"One can search the Constitution from first word to last and find no authority for Congress to involve itself in education, welfare, agriculture, health care, retirement, the arts, marriage law, or whether baseball players take steroids."
My wife and I disagreed recently about subsidized day care. Someone we know was attempting to get this assistance. It would free her fiancé up from babysitting and he could get a job. My wife thought that this was a worthwhile government program. I claimed that this was not a proper function of government. What would the founding fathers think of a government that, among other things, was collecting taxes to dispense to people for someone to take care of their kids? My wife’s eyes glazed over.
No question, day care is necessary and the market system makes it widely available. If someone can’t afford it, then private charities should be available to help them. However, the government has assumed the role of charities and private institutions. Consequently, there is no need for a private charitable response. It’s just another responsibility that has been turned over to the state.
Now, if someone argues against this government system, they can easily be portrayed as a nut. Who would argue against poor people having day care for their children? Who would suggest that we take this assistance away? In other words, once this government program is imbedded, it’s impossible to ever end it. Since it would harm people to terminate government subsidized day care, it will never happen. There is no charitable alternative. At the time it was first proposed, the best case could be made against it. Now it’s too late. Like all government social programs, it cannot be turned back or ended, it can only be expanded.
Someday, however, this program will end and so will other social schemes, including Social Security, subsidized housing, Medicare, Medicaid, unemployment compensation, welfare and all the others. That’s because their costs cannot be controlled. Eventually, they will bankrupt the nation. As their costs rise, taxes will also rise, killing the capitalist goose that lays the golden egg. Reduced tax collections will promote higher tax rates, thus hurting business and leading to further reductions in the amount of taxes collected. Eventually the government will be unable to fund its social programs. This will not be a happy time for anybody.
When you type "Daycare Subsidies" into Google, you turn up the following:
Free government grants for 2007. Billions available. Never repay!
Instant Online Access of $25,000 and up of free government grants and money regardless of income or credit history
You never have to pay back!
Thousands of people receive these free government grants and monies every day.

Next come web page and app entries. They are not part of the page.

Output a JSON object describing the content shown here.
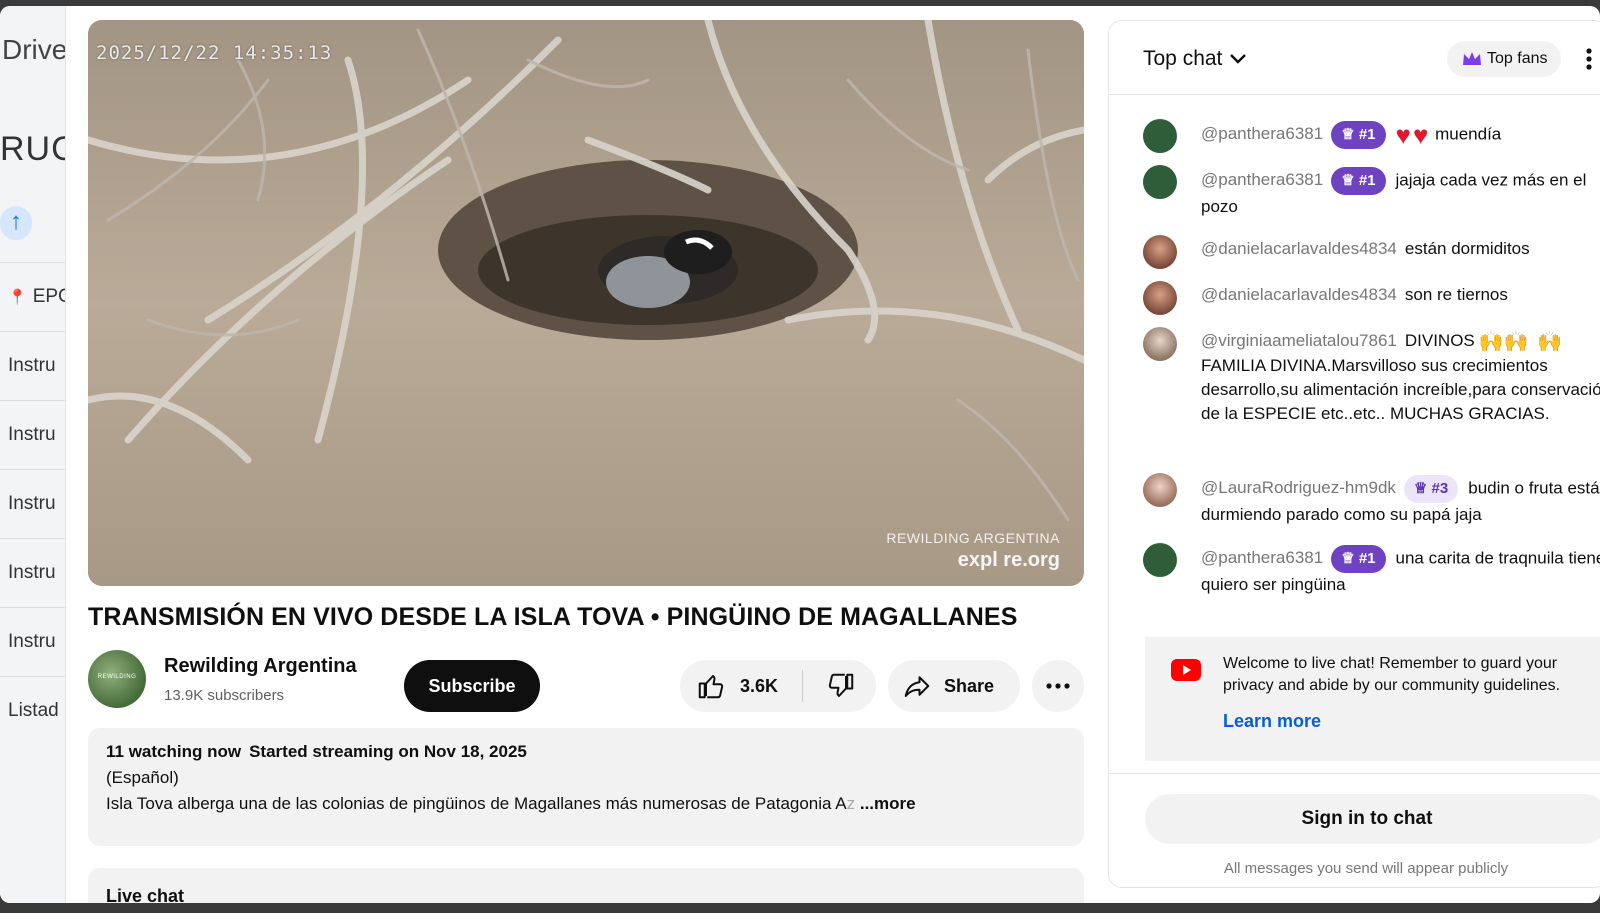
{
  "drive": {
    "title": "Drive",
    "heading": "RUCT",
    "items": [
      "EPC",
      "Instru",
      "Instru",
      "Instru",
      "Instru",
      "Instru",
      "Listad"
    ]
  },
  "video": {
    "timestamp": "2025/12/22 14:35:13",
    "watermark_line1": "REWILDING ARGENTINA",
    "watermark_line2": "expl re.org",
    "title": "TRANSMISIÓN EN VIVO DESDE LA ISLA TOVA • PINGÜINO DE MAGALLANES"
  },
  "channel": {
    "avatar_text": "REWILDING",
    "name": "Rewilding Argentina",
    "subscribers": "13.9K subscribers",
    "subscribe_label": "Subscribe"
  },
  "actions": {
    "like_count": "3.6K",
    "share_label": "Share"
  },
  "description": {
    "watching": "11 watching now",
    "started": "Started streaming on Nov 18, 2025",
    "language": "(Español)",
    "text": "Isla Tova alberga una de las colonias de pingüinos de Magallanes más numerosas de Patagonia A",
    "text_fade": "z",
    "more_label": " ...more"
  },
  "live_chat_label": "Live chat",
  "chat": {
    "header_label": "Top chat",
    "top_fans_label": "Top fans",
    "messages": [
      {
        "author": "@panthera6381",
        "badge": "#1",
        "text": "muendía",
        "hearts": 2
      },
      {
        "author": "@panthera6381",
        "badge": "#1",
        "text": "jajaja cada vez más en el pozo"
      },
      {
        "author": "@danielacarlavaldes4834",
        "text": "están dormiditos"
      },
      {
        "author": "@danielacarlavaldes4834",
        "text": "son re tiernos"
      },
      {
        "author": "@virginiaameliatalou7861",
        "text_before": "DIVINOS",
        "text": "FAMILIA DIVINA.Marsvilloso sus crecimientos desarrollo,su alimentación increíble,para conservación de la ESPECIE etc..etc.. MUCHAS GRACIAS."
      },
      {
        "author": "@LauraRodriguez-hm9dk",
        "badge": "#3",
        "text": "budin o fruta está durmiendo parado como su papá jaja"
      },
      {
        "author": "@panthera6381",
        "badge": "#1",
        "text": "una carita de traqnuila tiene, quiero ser pingüina"
      }
    ],
    "welcome_text": "Welcome to live chat! Remember to guard your privacy and abide by our community guidelines.",
    "learn_more_label": "Learn more",
    "sign_in_label": "Sign in to chat",
    "public_note": "All messages you send will appear publicly"
  },
  "colors": {
    "badge_purple": "#6f42c1",
    "link_blue": "#065fd4",
    "youtube_red": "#ff0000"
  }
}
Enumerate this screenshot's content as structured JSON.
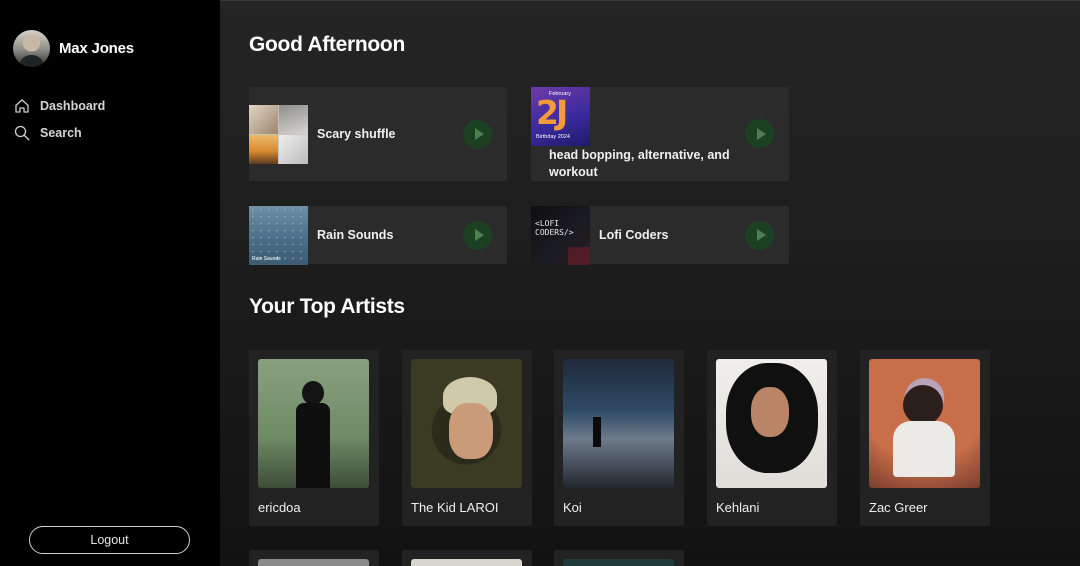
{
  "profile": {
    "name": "Max Jones"
  },
  "nav": {
    "items": [
      {
        "label": "Dashboard",
        "icon": "home-icon"
      },
      {
        "label": "Search",
        "icon": "search-icon"
      }
    ]
  },
  "logout_label": "Logout",
  "greeting": "Good Afternoon",
  "playlists": [
    {
      "name": "Scary shuffle"
    },
    {
      "name": "head bopping, alternative, and workout",
      "cover_text": "2J",
      "cover_caption": "Birthday 2024",
      "cover_month": "February"
    },
    {
      "name": "Rain Sounds",
      "cover_caption": "Rain Sounds"
    },
    {
      "name": "Lofi Coders",
      "cover_text": "<LOFI\nCODERS/>"
    }
  ],
  "top_artists_title": "Your Top Artists",
  "artists": [
    {
      "name": "ericdoa"
    },
    {
      "name": "The Kid LAROI"
    },
    {
      "name": "Koi"
    },
    {
      "name": "Kehlani"
    },
    {
      "name": "Zac Greer"
    }
  ],
  "colors": {
    "accent": "#1c4122",
    "sidebar": "#000000",
    "card": "#2b2b2b"
  }
}
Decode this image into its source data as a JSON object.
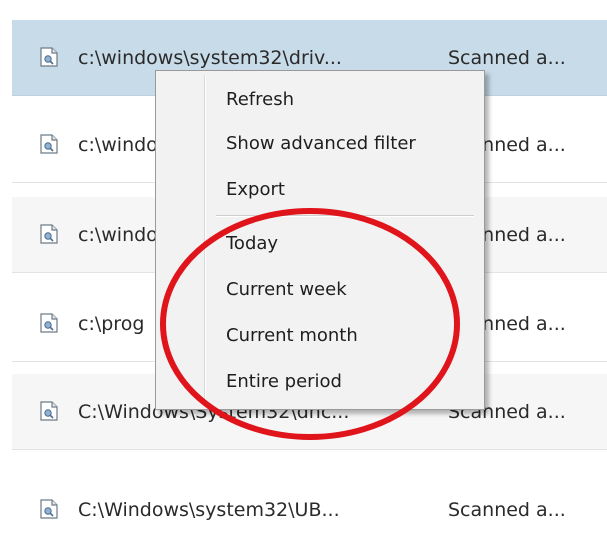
{
  "rows": [
    {
      "icon": "file-icon",
      "path": "c:\\windows\\system32\\driv...",
      "status": "Scanned a..."
    },
    {
      "icon": "file-icon",
      "path": "c:\\windows",
      "status": "Scanned a..."
    },
    {
      "icon": "file-icon",
      "path": "c:\\windows",
      "status": "Scanned a..."
    },
    {
      "icon": "file-icon",
      "path": "c:\\prog",
      "status": "Scanned a..."
    },
    {
      "icon": "file-icon",
      "path": "C:\\Windows\\System32\\dhc...",
      "status": "Scanned a..."
    },
    {
      "icon": "file-icon",
      "path": "C:\\Windows\\system32\\UB...",
      "status": "Scanned a..."
    }
  ],
  "context_menu": {
    "items": [
      "Refresh",
      "Show advanced filter",
      "Export"
    ],
    "period_items": [
      "Today",
      "Current week",
      "Current month",
      "Entire period"
    ]
  },
  "colors": {
    "selected_row": "#c8dbe9",
    "annotation_ring": "#e0141b"
  }
}
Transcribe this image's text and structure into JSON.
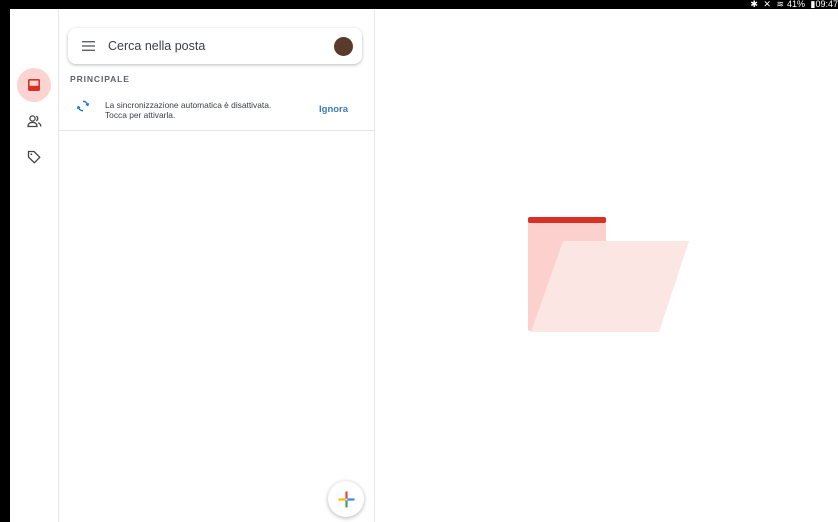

So can you. Claim your slice of the free American Pie!
This kind of excess isn’t solely a knock on subsidized day care. It’s an indictment of the whole government process of taking money from those who earn it and passing it out to those who don’t. Private charity doesn’t allow for this kind of excess. It’s far more discerning about who is deserving and who isn’t. It’s not wasteful. It’s not permanent and it generally makes people begin to rely on themselves. Private charity can apply "tough love" but government never can. While government charity gives the most to those who refuse to help themselves, private charity gives less. Private charity improves society and the human condition. Government subsidies make it worse.
There are two terrible trends in America that mutually reinforce one another. Both are the death knell of civil society. The subsidized underclass grows far faster than the general population. They will use their political power and votes to strip the most productive people of their assets. Through high taxes and expanded social spending they will eventually get what you have. The underclass are a huge cost to society. Their misbehavior, illegitimacy, addiction and bad health strain the legal, penal, social and health systems to the breaking point. Their criminality is a threat to all of us.
Finally, the trend to bigger government as exemplified by free pharmaceuticals for retirees and the possibility of national health care promises a sorry outcome. Apparently every problem of any consequence must now be solved by an expensive government program. As author Robert Higgs puts it, "To continue on the road we Americans have traveled for the past century is ultimately to delivery ourselves completely into the hands of an unlimited government. We